Friday, March 04, 2005

No Laughing Matter?

I don't go for charity marathon telephons or celebrity reality TV in general, but it's Comic Relief time of year again, and I do like Comic Relief. (Comic Relief does Fame Academy is running at present, from last weekend up till the Comic Relief night, a week today.)

I love the fact that comedy so often has a social conscience - indeed, in my opinion the best comedy does. I love the fact that making a difference doesn't have to be done with a stoical straight face. I am deeply moved by the clips of people I "know" from the TV visiting people I will never "meet" - in Africa, and the UK - whose lives have been changed for the better because of this movement: I find the balance of tears and laughter acheived with a wonderful touch (and I recognise that isn't easy to pull off), and I don't believe that it is at all emotionally manipulative. In the work of Comic Relief I see God's kingdom come, even though many of those involved might not recognise that. I'm glad that God's kingdom is bigger than His church. And I'm committed to see that kingdom grow and grow, in all of its life-bringing creativity.

On another track (though some people seem to find it funny...), my parents dropped into Sheffield today en route elsewhere and delivered the new kilt I had specially ordered when we were up in Glasgow at New Year. It might have to get a more regular airing than just black-tie events...

Thursday, March 03, 2005

Sleeping Beauty

When I got back home from work today, I found Jo and Noah fast asleep on the sitting-room couch. Bless.

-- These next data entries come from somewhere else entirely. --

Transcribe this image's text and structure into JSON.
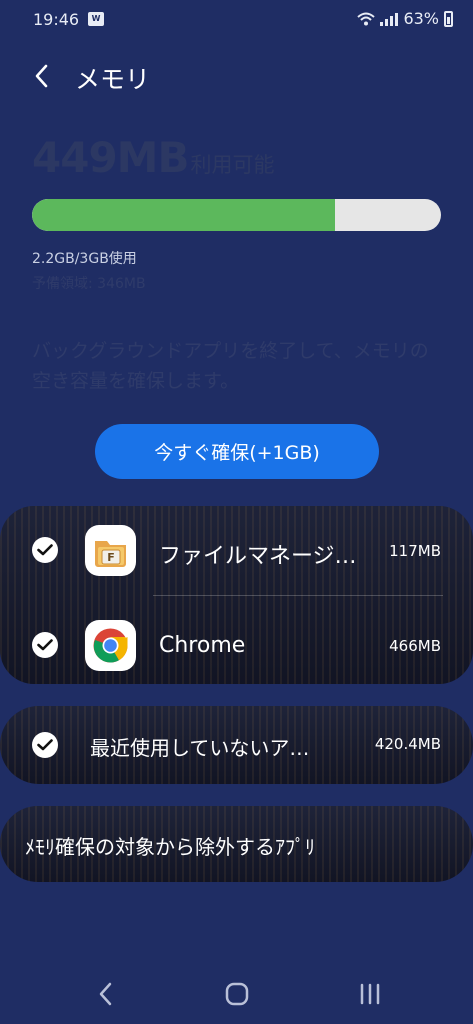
{
  "status_bar": {
    "time": "19:46",
    "notification_icon": "app-notification-icon",
    "battery": "63%"
  },
  "header": {
    "title": "メモリ",
    "back_icon": "back-arrow-icon"
  },
  "memory": {
    "available_value": "449MB",
    "available_label": "利用可能",
    "used_fraction": 0.74,
    "used_text": "2.2GB/3GB使用",
    "reserved_text": "予備領域: 346MB",
    "description": "バックグラウンドアプリを終了して、メモリの空き容量を確保します。",
    "free_button_label": "今すぐ確保(+1GB)"
  },
  "apps": [
    {
      "name": "ファイルマネージ…",
      "size": "117MB",
      "checked": true,
      "icon": "file-manager-icon"
    },
    {
      "name": "Chrome",
      "size": "466MB",
      "checked": true,
      "icon": "chrome-icon"
    }
  ],
  "recent_unused": {
    "label": "最近使用していないア…",
    "size": "420.4MB",
    "checked": true
  },
  "exclude": {
    "label": "ﾒﾓﾘ確保の対象から除外するｱﾌﾟﾘ"
  },
  "colors": {
    "background": "#1f2d64",
    "bar_used": "#5cb85c",
    "bar_free": "#e6e6e6",
    "button": "#1a73e8"
  }
}
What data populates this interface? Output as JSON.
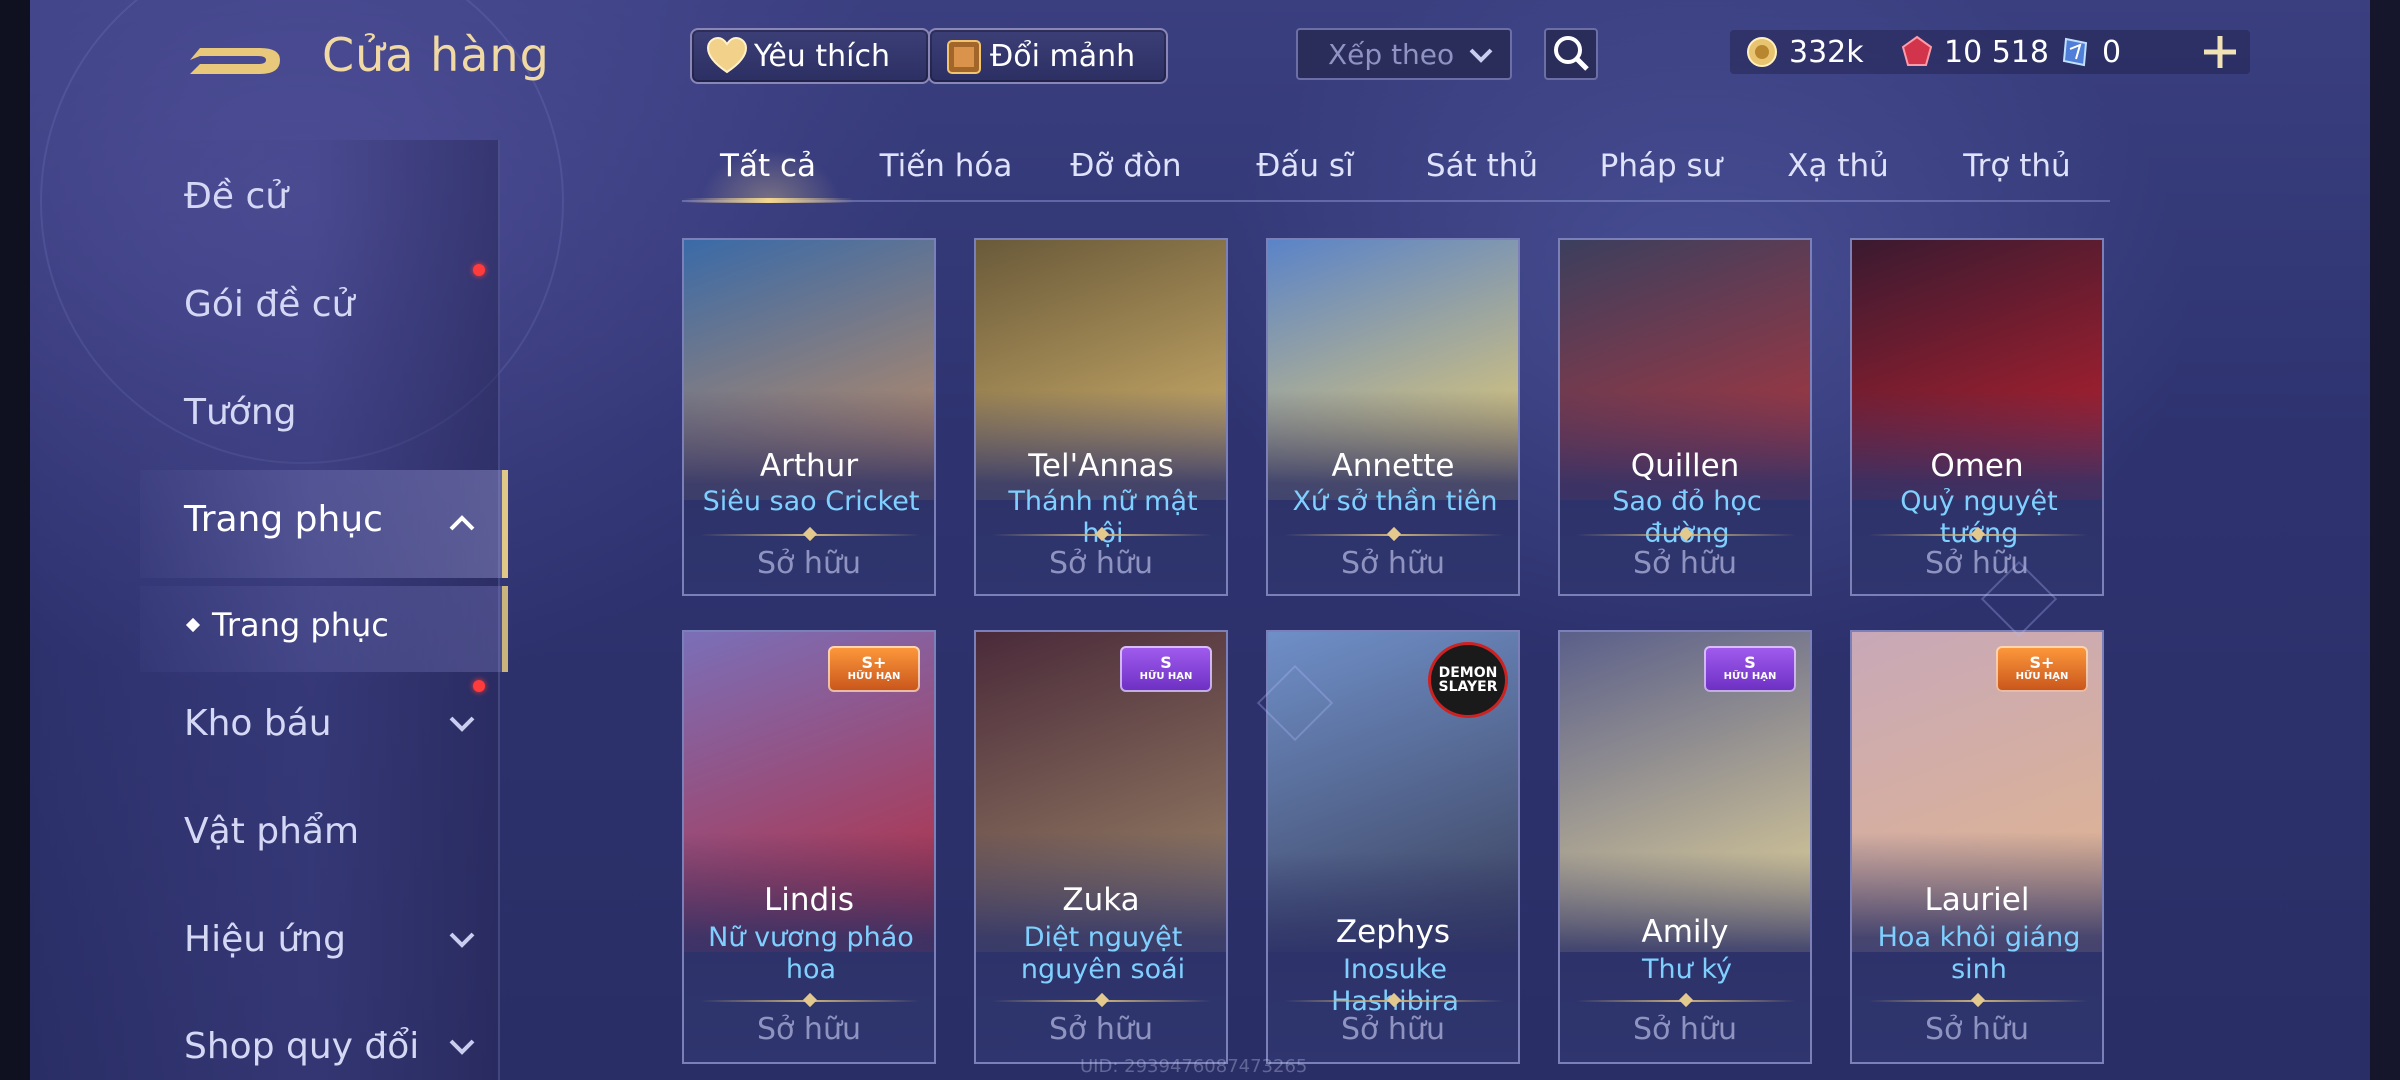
{
  "header": {
    "title": "Cửa hàng",
    "favorites_label": "Yêu thích",
    "shard_exchange_label": "Đổi mảnh",
    "sort_placeholder": "Xếp theo",
    "currencies": [
      {
        "icon": "gold-coin-icon",
        "value": "332k"
      },
      {
        "icon": "red-gem-icon",
        "value": "10 518"
      },
      {
        "icon": "card-voucher-icon",
        "value": "0"
      }
    ]
  },
  "sidebar": {
    "items": [
      {
        "label": "Đề cử"
      },
      {
        "label": "Gói đề cử"
      },
      {
        "label": "Tướng"
      },
      {
        "label": "Trang phục"
      },
      {
        "label": "Trang phục"
      },
      {
        "label": "Kho báu"
      },
      {
        "label": "Vật phẩm"
      },
      {
        "label": "Hiệu ứng"
      },
      {
        "label": "Shop quy đổi"
      }
    ]
  },
  "tabs": [
    "Tất cả",
    "Tiến hóa",
    "Đỡ đòn",
    "Đấu sĩ",
    "Sát thủ",
    "Pháp sư",
    "Xạ thủ",
    "Trợ thủ"
  ],
  "active_tab": "Tất cả",
  "cards": [
    {
      "hero": "Arthur",
      "skin": "Siêu sao Cricket",
      "status": "Sở hữu",
      "colors": [
        "#3a6aa8",
        "#c98f5e"
      ]
    },
    {
      "hero": "Tel'Annas",
      "skin": "Thánh nữ mật hội",
      "status": "Sở hữu",
      "colors": [
        "#6a5a3a",
        "#d9b870"
      ]
    },
    {
      "hero": "Annette",
      "skin": "Xứ sở thần tiên",
      "status": "Sở hữu",
      "colors": [
        "#5a83c8",
        "#f3d36a"
      ]
    },
    {
      "hero": "Quillen",
      "skin": "Sao đỏ học đường",
      "status": "Sở hữu",
      "colors": [
        "#3b3f5e",
        "#b8353b"
      ]
    },
    {
      "hero": "Omen",
      "skin": "Quỷ nguyệt tướng",
      "status": "Sở hữu",
      "colors": [
        "#3a1a30",
        "#c2212e"
      ]
    },
    {
      "hero": "Lindis",
      "skin": "Nữ vương pháo hoa",
      "status": "Sở hữu",
      "badge": {
        "grade": "S+",
        "text": "HỮU HẠN"
      },
      "colors": [
        "#7a6fb8",
        "#b82a3a"
      ]
    },
    {
      "hero": "Zuka",
      "skin": "Diệt nguyệt nguyên soái",
      "status": "Sở hữu",
      "badge": {
        "grade": "S",
        "text": "HỮU HẠN"
      },
      "colors": [
        "#4a2a3a",
        "#a08a6a"
      ]
    },
    {
      "hero": "Zephys",
      "skin": "Inosuke Hashibira",
      "status": "Sở hữu",
      "collab": "DEMON SLAYER",
      "colors": [
        "#6f8fc8",
        "#3a3f5a"
      ]
    },
    {
      "hero": "Amily",
      "skin": "Thư ký",
      "status": "Sở hữu",
      "badge": {
        "grade": "S",
        "text": "HỮU HẠN"
      },
      "colors": [
        "#5a5f8a",
        "#e8d89a"
      ]
    },
    {
      "hero": "Lauriel",
      "skin": "Hoa khôi giáng sinh",
      "status": "Sở hữu",
      "badge": {
        "grade": "S+",
        "text": "HỮU HẠN"
      },
      "colors": [
        "#c8a8b8",
        "#e2b58c"
      ]
    }
  ],
  "footer": {
    "uid": "UID: 2939476087473265"
  }
}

Today felt flat, all day long. I felt unable to inspire other people with something I felt inspired by, and that felt like failure. (Of what, though? Did I let God down? No, he loves me for who I am, not what I do.)

But tomorrow is another day, a fresh start, a clean slate. And I get to spend it with Susie and Noah, while Jo has a relaxing break at the spa. I'm looking forward to it! (And my heavenly Father is looking forward to spending it with me, too!)

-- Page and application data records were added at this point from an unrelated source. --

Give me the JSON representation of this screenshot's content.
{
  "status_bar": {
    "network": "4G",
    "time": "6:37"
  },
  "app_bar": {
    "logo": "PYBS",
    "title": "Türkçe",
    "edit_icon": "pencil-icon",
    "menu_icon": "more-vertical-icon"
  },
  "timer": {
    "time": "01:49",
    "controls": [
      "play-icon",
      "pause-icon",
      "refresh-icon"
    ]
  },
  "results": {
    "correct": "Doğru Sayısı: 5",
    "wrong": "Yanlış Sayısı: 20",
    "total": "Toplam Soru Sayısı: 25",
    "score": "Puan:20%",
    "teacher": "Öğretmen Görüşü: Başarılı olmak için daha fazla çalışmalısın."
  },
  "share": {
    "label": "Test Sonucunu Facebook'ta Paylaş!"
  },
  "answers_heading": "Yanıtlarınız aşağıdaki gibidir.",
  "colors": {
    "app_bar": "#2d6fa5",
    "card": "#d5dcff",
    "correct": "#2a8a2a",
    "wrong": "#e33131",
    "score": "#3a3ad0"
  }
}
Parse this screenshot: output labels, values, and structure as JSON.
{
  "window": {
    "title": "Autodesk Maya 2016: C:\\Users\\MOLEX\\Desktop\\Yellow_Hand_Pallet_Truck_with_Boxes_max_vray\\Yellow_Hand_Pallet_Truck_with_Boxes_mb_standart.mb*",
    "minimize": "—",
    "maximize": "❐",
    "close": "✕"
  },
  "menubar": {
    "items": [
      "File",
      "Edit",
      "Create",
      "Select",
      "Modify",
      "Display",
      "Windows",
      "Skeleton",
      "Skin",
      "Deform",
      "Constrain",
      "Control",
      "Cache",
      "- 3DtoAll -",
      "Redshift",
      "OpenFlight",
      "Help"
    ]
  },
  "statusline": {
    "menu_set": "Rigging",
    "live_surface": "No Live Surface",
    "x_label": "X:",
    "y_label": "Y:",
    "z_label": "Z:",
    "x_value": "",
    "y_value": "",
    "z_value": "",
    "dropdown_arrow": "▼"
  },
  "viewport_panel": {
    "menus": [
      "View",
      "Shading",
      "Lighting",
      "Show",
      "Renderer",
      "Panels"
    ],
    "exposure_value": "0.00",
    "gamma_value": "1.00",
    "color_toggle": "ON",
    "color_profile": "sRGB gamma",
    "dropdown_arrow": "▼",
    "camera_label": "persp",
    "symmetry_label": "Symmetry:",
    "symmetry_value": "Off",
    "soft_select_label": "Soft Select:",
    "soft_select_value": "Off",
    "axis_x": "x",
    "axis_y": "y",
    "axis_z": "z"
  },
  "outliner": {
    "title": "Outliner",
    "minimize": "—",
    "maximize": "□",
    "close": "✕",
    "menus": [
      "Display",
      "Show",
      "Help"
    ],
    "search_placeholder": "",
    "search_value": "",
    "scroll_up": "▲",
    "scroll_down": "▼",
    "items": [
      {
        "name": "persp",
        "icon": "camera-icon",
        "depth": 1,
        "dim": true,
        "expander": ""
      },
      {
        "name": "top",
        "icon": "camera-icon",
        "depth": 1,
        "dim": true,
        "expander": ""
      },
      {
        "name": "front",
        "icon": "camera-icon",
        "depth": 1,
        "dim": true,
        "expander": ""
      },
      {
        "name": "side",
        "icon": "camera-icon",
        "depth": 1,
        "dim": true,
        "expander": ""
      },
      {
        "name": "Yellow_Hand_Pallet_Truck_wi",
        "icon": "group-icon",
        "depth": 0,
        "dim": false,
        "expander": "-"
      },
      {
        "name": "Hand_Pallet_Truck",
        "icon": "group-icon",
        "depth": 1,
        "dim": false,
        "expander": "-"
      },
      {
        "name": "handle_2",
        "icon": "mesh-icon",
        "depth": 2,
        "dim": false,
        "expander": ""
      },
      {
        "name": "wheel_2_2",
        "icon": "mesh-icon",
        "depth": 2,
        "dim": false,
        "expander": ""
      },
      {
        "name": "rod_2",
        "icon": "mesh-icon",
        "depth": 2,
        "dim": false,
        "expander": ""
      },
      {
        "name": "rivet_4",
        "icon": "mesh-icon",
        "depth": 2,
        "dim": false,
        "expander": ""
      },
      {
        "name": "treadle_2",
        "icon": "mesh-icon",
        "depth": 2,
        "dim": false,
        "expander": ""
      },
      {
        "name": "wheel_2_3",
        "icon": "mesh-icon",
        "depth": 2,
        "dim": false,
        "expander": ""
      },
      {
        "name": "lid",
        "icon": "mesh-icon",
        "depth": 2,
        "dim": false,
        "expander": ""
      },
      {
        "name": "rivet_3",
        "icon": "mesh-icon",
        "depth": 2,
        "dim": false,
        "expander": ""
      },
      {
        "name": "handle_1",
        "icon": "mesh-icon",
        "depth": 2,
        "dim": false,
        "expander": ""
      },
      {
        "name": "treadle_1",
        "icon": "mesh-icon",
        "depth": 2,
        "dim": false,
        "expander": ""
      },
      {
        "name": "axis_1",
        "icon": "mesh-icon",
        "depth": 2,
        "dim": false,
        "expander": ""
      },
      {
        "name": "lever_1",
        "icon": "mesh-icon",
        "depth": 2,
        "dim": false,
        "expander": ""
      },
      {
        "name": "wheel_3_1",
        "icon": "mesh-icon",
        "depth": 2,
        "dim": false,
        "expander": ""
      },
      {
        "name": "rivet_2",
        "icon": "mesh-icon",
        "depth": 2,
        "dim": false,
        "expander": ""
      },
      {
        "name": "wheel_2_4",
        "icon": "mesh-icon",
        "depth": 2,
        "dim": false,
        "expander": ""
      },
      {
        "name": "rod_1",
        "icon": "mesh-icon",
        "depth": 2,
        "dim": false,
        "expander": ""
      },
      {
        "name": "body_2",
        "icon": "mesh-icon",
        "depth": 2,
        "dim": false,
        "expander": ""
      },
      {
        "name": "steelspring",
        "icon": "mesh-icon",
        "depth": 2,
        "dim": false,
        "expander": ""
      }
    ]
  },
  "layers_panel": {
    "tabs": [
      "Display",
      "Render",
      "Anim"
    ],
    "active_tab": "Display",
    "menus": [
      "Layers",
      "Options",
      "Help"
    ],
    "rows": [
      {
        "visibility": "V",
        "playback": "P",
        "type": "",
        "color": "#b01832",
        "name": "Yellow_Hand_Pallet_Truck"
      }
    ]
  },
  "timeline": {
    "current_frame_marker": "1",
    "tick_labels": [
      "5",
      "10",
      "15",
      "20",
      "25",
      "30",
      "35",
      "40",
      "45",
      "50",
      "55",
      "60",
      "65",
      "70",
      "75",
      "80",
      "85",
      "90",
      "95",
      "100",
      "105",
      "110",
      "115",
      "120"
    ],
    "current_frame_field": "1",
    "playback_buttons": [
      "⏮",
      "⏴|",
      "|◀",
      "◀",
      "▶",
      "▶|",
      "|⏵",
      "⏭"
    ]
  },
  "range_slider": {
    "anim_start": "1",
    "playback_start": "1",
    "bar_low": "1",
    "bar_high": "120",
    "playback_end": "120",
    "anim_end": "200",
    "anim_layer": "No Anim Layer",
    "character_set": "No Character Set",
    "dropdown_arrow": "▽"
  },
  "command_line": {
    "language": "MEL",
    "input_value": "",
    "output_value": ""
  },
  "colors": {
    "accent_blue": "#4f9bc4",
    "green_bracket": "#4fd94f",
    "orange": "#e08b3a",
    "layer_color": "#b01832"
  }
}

Wednesday, March 02, 2005

Prayer and Parable

I had an interesting conversation this afternoon with a vicar visiting Sheffield from Kings Lynn, on prayer and disciplined patterns of prayer. He's been thinking about such things since he visited the Millennium Dome in 2000, and observed how many people visiting the Spirituality Zone were attracted to Eastern religions, specifically because of their sense of discipline in meditation and/or prayer. I lamented the fact that few of the visitors would be aware of the similar prayer disciplines within the Christian tradition, because those traditions were among the many good babies thrown out with the dirty dishwater by successive Protestant reformations as the church first shaped, and then was shaped by, the Modern era of history (shaped both in colluding with and in opposing the spirit of the age). So now we have generations growing up in the West who inherently know there is something good in a disciplined rhythm of prayer, but are disconnected from Christian models - and who rightly recognise that a Christianity devoid of such things doesn't have much spiritual weight to it - and so look elsewhere...

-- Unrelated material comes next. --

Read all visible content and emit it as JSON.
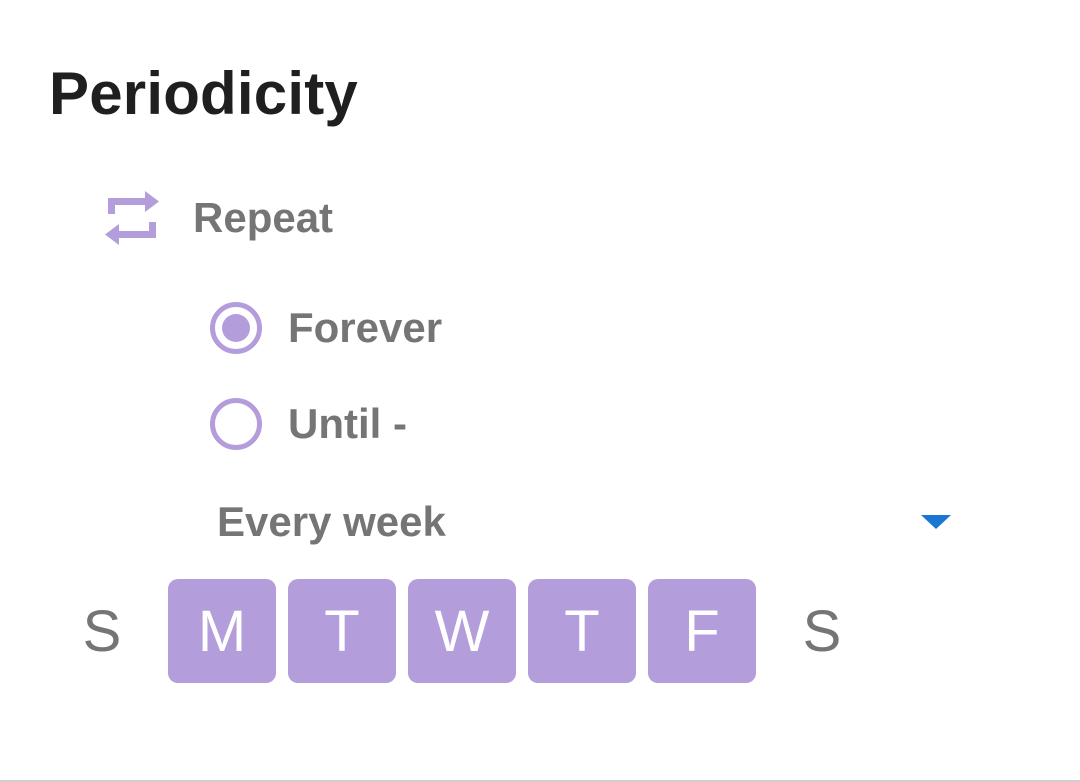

On a similar vein, I'm off to Sweden next week, and one of the things I love about the Lutheran church there is its rich sense of sacrament, symbol, icon, ritual...the things of the church that evangelicals in the UK have tended to discard as (at best) anachronistic - which I guess they are to my parents' generation, but they aren't to mine. The emerging Post-modern cultures inherently operate at these levels, rather than at the 'logical' levels so valued by their elders. And the symbolism of the church is both a potential door, and potentially creates a habitable space beyond that door, for young adults that I find really exciting.

A re-discovered rhythm of prayer throughout the day, and re-discovered sense of rite and ritual, sacrament and symbol, are essential if we are to engage with our nation today and tomorrow.

Tuesday, March 01, 2005

Light Fantastic

As I walked home from work today, the light was amazing - a golden glow, all the way from Park Hill Flats, Pitsmoor, the gas tower at Neepsend, the ski village, recycling depot, Parkwood Springs, Shirecliffe Edge. Fantastic!